In that case, a trustor in Florida established a trust with a bank in Delaware had died, leaving her grandchildren as the beneficiaries. Prior to her death, she had lived in Delaware and later moved to Florida, and still performed acts of administration and received some proceeds of the trust.
The heirs had filed an action in Florida against the bank in Delaware claiming that the trust should go to the Estate of the deceased. The court held in favor of the heirs, and declared that the money held in the trust should be included in the Estate.
While the prior case was pending resolution, the grandchildren had also filed in Delaware an action for determination of distribution of the trust.
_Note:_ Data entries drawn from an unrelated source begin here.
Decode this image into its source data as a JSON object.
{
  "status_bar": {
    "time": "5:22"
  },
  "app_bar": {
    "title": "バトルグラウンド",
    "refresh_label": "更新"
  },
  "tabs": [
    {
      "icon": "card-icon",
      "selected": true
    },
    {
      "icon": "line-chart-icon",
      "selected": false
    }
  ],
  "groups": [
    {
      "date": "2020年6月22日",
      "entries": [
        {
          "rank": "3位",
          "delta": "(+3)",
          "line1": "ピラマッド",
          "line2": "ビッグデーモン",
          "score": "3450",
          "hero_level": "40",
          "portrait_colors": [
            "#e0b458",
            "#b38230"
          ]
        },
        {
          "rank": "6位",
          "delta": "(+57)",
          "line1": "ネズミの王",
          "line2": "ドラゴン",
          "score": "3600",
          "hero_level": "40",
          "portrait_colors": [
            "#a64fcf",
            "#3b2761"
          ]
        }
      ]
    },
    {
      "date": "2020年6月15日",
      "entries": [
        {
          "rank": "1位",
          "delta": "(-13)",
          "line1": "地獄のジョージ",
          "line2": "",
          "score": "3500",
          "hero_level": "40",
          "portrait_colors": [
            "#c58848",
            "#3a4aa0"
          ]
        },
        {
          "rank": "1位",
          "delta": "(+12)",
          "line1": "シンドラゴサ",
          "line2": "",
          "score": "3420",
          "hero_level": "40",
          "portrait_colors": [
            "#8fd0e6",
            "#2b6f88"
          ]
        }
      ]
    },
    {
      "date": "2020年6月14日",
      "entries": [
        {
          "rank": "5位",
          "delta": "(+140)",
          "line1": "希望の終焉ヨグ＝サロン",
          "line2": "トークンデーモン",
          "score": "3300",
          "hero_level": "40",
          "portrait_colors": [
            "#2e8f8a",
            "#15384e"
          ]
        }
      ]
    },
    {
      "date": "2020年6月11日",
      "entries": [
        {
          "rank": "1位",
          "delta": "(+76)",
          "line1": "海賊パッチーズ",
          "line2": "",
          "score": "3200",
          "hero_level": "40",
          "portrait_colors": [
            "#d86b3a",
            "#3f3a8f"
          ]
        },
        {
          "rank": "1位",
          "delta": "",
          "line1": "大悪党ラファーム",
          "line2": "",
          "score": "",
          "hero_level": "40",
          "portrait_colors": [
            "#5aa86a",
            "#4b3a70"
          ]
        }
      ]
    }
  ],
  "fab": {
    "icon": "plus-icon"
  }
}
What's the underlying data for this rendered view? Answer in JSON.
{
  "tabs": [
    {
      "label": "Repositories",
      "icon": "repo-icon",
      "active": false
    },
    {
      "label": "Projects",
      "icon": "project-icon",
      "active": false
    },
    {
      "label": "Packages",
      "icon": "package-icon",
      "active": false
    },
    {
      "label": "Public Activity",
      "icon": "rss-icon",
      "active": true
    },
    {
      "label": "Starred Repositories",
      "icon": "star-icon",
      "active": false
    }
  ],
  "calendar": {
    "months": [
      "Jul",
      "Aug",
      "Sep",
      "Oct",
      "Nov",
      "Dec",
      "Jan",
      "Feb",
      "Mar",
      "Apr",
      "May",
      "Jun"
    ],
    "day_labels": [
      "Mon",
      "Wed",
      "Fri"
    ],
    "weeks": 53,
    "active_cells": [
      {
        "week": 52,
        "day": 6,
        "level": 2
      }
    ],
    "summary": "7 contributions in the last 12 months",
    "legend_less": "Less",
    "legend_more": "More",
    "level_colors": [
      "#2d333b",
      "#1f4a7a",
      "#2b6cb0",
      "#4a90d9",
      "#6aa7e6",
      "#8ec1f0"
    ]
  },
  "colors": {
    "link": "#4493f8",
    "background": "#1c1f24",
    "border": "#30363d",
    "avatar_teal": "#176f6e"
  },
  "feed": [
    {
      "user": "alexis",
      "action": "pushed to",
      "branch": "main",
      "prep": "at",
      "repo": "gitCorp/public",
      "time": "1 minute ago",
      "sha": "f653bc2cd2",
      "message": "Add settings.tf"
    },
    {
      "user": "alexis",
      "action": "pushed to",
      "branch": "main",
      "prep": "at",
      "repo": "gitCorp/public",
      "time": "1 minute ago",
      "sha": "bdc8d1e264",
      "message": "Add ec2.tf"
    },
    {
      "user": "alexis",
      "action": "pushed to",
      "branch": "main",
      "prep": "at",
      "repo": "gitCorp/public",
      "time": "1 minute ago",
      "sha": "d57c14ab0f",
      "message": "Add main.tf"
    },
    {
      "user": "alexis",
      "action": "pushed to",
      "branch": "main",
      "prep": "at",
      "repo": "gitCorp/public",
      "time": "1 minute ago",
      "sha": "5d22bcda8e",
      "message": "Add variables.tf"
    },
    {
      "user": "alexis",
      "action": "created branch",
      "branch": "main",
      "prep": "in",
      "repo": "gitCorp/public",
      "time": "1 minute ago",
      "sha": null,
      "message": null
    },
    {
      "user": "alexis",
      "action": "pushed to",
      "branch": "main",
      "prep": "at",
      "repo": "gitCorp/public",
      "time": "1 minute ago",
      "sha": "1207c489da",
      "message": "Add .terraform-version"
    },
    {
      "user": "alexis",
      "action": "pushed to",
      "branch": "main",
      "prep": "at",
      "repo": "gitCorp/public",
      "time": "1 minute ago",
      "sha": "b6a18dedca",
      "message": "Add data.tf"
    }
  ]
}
After determination of the Florida case, the heirs had tried to introduce the decision in their favor in the Delaware case as a bar by res judicata, which was denied by the latter, stating that the Florida court did not have jurisdiction over the bank. Furthermore, the Delaware court held the trust to be valid and in favor of the grandchildren.
By appeal to the U.S. Supreme Court, both cases were consolidated and the High Court held in favor of the Delaware court, stating that the Florida court could not exercise jurisdiction over a non-resident with only sporadic and inadvertent contacts with that State.
The ruling stems from the settled rule that a party may not be called upon to defend an action in a foreign tribunal anent proof that h